"Nova Scotians are making tremendous sacrifices, Canadians are making tremendous sacrifices, we know weddings have been cancelled," Houston said. "We know it's been very difficult to see loved ones, it's caused a lot of disruption in a lot of lives, and when elected people ask others to make those sacrifices, they have to be leading the way and no leader should look the other way."

In Nova Scotia, the Liberals, Progressive Conservatives and NDP all say none of their MLAs have left the country or are travelling abroad.


Restaurants and licensed establishments in parts of the Halifax Regional Municipality and Hants County can reopen for dine-in service on Monday.

They must follow the provincewide restrictions, which include ending service by 10 p.m. and closing by 11 p.m.

Restaurants can continue to offer takeout and delivery service with no restrictions.

The province shut down dine-in service in parts of HRM and Hants County on Nov. 26 in an effort to contain community spread in the area. The province initially said it expected to reopen dining rooms on Jan. 11, but health officials decided to ease the restrictions a week early due to low case numbers reported over the holidays.

"I'm pleased that the recent low number of cases in the greater Halifax area means that restaurants can reopen today," said Premier Stephen McNeil in a news release. "I want to thank the hardworking entrepreneurs in this sector for their patience as we do our best to slow the spread of the virus. I remind all Nova Scotians that following all the public health protocols is the best way to protect each other and also help our economy."


Since Oct. 1, Nova Scotia has confirmed 416 positive COVID-19 cases. Of those, 389 cases are considered resolved, leaving 27 active cases.
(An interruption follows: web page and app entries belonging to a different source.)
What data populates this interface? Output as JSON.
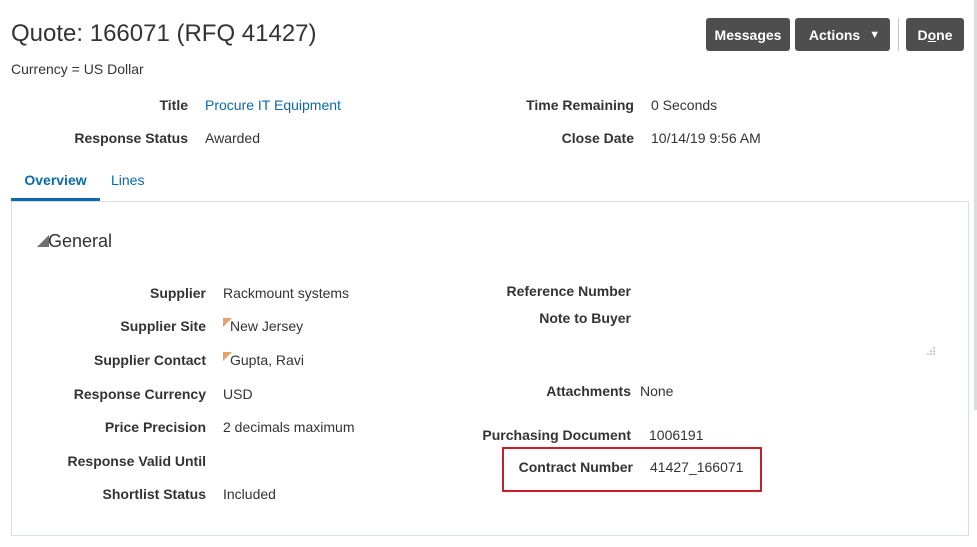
{
  "header": {
    "title": "Quote: 166071 (RFQ 41427)",
    "currency": "Currency = US Dollar"
  },
  "buttons": {
    "messages": "Messages",
    "actions": "Actions",
    "done_prefix": "D",
    "done_underlined": "o",
    "done_suffix": "ne"
  },
  "summary": {
    "title_label": "Title",
    "title_value": "Procure IT Equipment",
    "response_status_label": "Response Status",
    "response_status_value": "Awarded",
    "time_remaining_label": "Time Remaining",
    "time_remaining_value": "0 Seconds",
    "close_date_label": "Close Date",
    "close_date_value": "10/14/19 9:56 AM"
  },
  "tabs": [
    {
      "label": "Overview",
      "selected": true
    },
    {
      "label": "Lines",
      "selected": false
    }
  ],
  "general": {
    "section_title": "General",
    "supplier_label": "Supplier",
    "supplier_value": "Rackmount systems",
    "supplier_site_label": "Supplier Site",
    "supplier_site_value": "New Jersey",
    "supplier_contact_label": "Supplier Contact",
    "supplier_contact_value": "Gupta, Ravi",
    "response_currency_label": "Response Currency",
    "response_currency_value": "USD",
    "price_precision_label": "Price Precision",
    "price_precision_value": "2 decimals maximum",
    "response_valid_until_label": "Response Valid Until",
    "shortlist_status_label": "Shortlist Status",
    "shortlist_status_value": "Included",
    "reference_number_label": "Reference Number",
    "note_to_buyer_label": "Note to Buyer",
    "attachments_label": "Attachments",
    "attachments_value": "None",
    "purchasing_document_label": "Purchasing Document",
    "purchasing_document_value": "1006191",
    "contract_number_label": "Contract Number",
    "contract_number_value": "41427_166071"
  },
  "colors": {
    "link": "#0b6aa9",
    "button_bg": "#4e4e4e",
    "highlight_border": "#c8202a",
    "flag": "#e8a068"
  }
}
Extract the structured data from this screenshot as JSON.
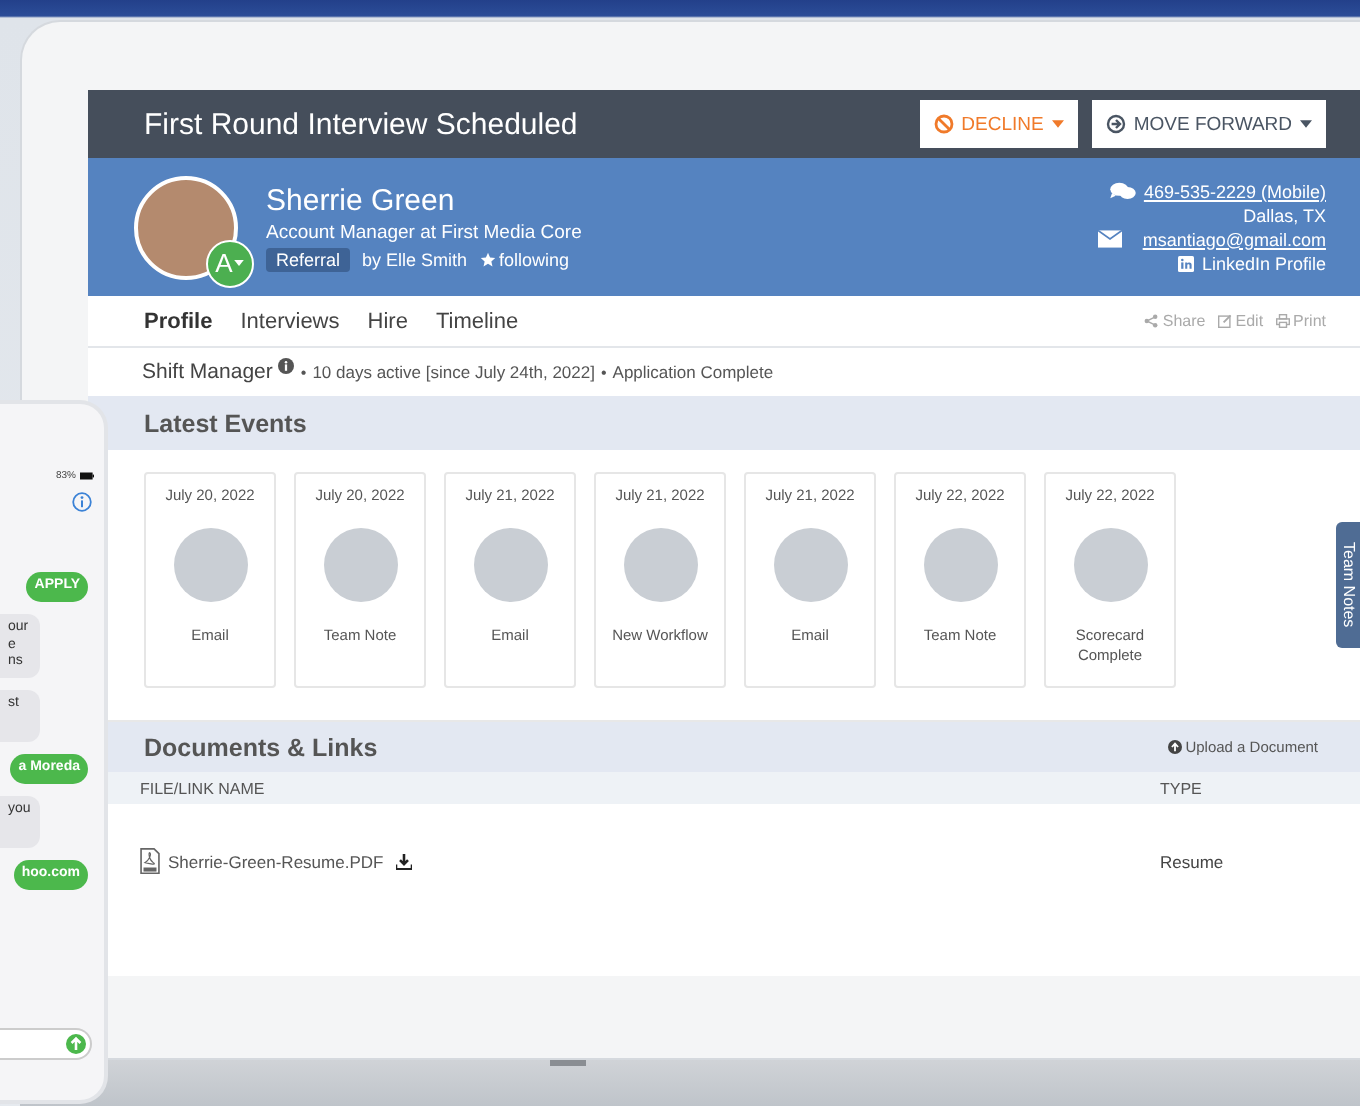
{
  "header": {
    "title": "First Round Interview Scheduled",
    "buttons": [
      {
        "label": "DECLINE",
        "kind": "decline"
      },
      {
        "label": "MOVE FORWARD",
        "kind": "forward"
      }
    ]
  },
  "candidate": {
    "name": "Sherrie Green",
    "title": "Account Manager at First Media Core",
    "grade": "A",
    "source_tag": "Referral",
    "referrer": "by Elle Smith",
    "following": "following",
    "phone": "469-535-2229 (Mobile)",
    "location": "Dallas, TX",
    "email": "msantiago@gmail.com",
    "linkedin": "LinkedIn Profile"
  },
  "tabs": [
    {
      "label": "Profile",
      "selected": true
    },
    {
      "label": "Interviews",
      "selected": false
    },
    {
      "label": "Hire",
      "selected": false
    },
    {
      "label": "Timeline",
      "selected": false
    }
  ],
  "actions": [
    {
      "label": "Share",
      "kind": "share"
    },
    {
      "label": "Edit",
      "kind": "edit"
    },
    {
      "label": "Print",
      "kind": "print"
    }
  ],
  "summary": {
    "separators": [
      "•",
      "•"
    ],
    "position": "Shift Manager",
    "active": "10 days active [since July 24th, 2022]",
    "status": "Application Complete"
  },
  "events": {
    "title": "Latest Events",
    "items": [
      {
        "date": "July 20, 2022",
        "label": "Email"
      },
      {
        "date": "July 20, 2022",
        "label": "Team Note"
      },
      {
        "date": "July 21, 2022",
        "label": "Email"
      },
      {
        "date": "July 21, 2022",
        "label": "New Workflow"
      },
      {
        "date": "July 21, 2022",
        "label": "Email"
      },
      {
        "date": "July 22, 2022",
        "label": "Team Note"
      },
      {
        "date": "July 22, 2022",
        "label": "Scorecard Complete"
      }
    ]
  },
  "documents": {
    "title": "Documents & Links",
    "upload": "Upload a Document",
    "columns": [
      "FILE/LINK NAME",
      "TYPE"
    ],
    "rows": [
      {
        "name": "Sherrie-Green-Resume.PDF",
        "type": "Resume"
      }
    ]
  },
  "side_tab": "Team Notes",
  "phone": {
    "battery": "83%",
    "messages": [
      {
        "kind": "sent",
        "lines": [
          "APPLY"
        ]
      },
      {
        "kind": "received",
        "lines": [
          "our",
          "e",
          "ns"
        ]
      },
      {
        "kind": "received",
        "lines": [
          "st"
        ]
      },
      {
        "kind": "sent",
        "lines": [
          "a Moreda"
        ]
      },
      {
        "kind": "received",
        "lines": [
          "you"
        ]
      },
      {
        "kind": "sent",
        "lines": [
          "hoo.com"
        ]
      }
    ]
  }
}
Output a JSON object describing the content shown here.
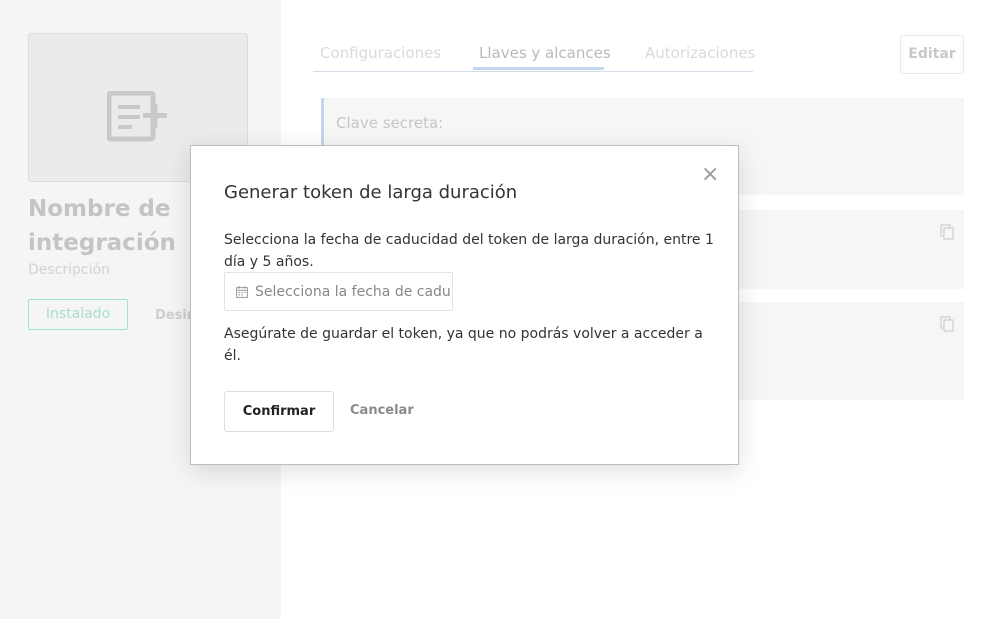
{
  "integration": {
    "name": "Nombre de integración",
    "description": "Descripción",
    "installed_label": "Instalado",
    "uninstall_label": "Desin",
    "logo_icon": "document-plus-icon"
  },
  "tabs": [
    {
      "label": "Configuraciones",
      "active": false
    },
    {
      "label": "Llaves y alcances",
      "active": true
    },
    {
      "label": "Autorizaciones",
      "active": false
    }
  ],
  "edit_label": "Editar",
  "cards": {
    "secret_label": "Clave secreta:",
    "copy_icon": "copy-icon"
  },
  "modal": {
    "title": "Generar token de larga duración",
    "description": "Selecciona la fecha de caducidad del token de larga duración, entre 1 día y 5 años.",
    "date_placeholder": "Selecciona la fecha de caducidad",
    "warning": "Asegúrate de guardar el token, ya que no podrás volver a acceder a él.",
    "confirm_label": "Confirmar",
    "cancel_label": "Cancelar",
    "close_glyph": "×"
  }
}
No one has died during the second wave.

One person is in hospital as a result of COVID-19.

Since the start of the pandemic, Nova Scotia has completed 241,726 tests, and reported a total of 1,505 cases of COVID-19. Of those, 1,413 cases are now considered resolved and 65 people have died as a result of the novel coronavirus.

The province's confirmed cases range in age from under 10 to over 90.

Fifty-six per cent of cases are female and 44 per cent are male.

There are cases confirmed across the province, but most have been identified in the Central Zone, which contains the Halifax Regional Municipality.

The provincial government says cumulative cases by zone may change as data is updated in Panorama, the province’s electronic information system.

The numbers reflect where a person lives and not where their sample was collected.

  • Western Zone: 85 cases
  • Central Zone: 1,241 cases
  • Northern Zone: 111 cases
  • Eastern Zone: 68 cases

The provincial state of emergency, which was first declared on March 22, has been extended to Jan. 10.


Canada’s COVID-19 Alert app is available in Nova Scotia.

The app, which can be downloaded through the Apple App Store or Google Play, notifies users if they may have been exposed to someone who has tested positive for COVID-19.


Anyone who experiences a fever or new or worsening cough, or two or more of the following new or worsening symptoms, is encouraged to take an online test or call 811 to determine if they need to be tested for COVID-19:

  • Sore throat
  • Headache
  • Shortness of breath
  • Runny nose/nasal congestion


Anyone who tests positive for COVID-19 is required to self-isolate at home, away from the public, for 14 days.

Anyone who travels to Nova Scotia from outside the Atlantic region for non-essential reasons is required to self-isolate for 14 days and must fill out a self-declaration form before coming to the province. Travellers must self-isolate alone, away from others. If they cannot self-isolate alone, their entire household must also self-isolate for 14 days.

Residents of New Brunswick, Prince Edward Island and Newfoundland and Labrador are not required to self-isolate when travelling to Nova Scotia, but they must be prepared to provide proof of their place of residency at provincial borders.

Visitors from outside the Atlantic region who have already self-isolated in another Atlantic province for 14 days may travel to Nova Scotia without having to self-isolate again.

It is mandatory to wear a face mask in indoor public spaces in Nova Scotia.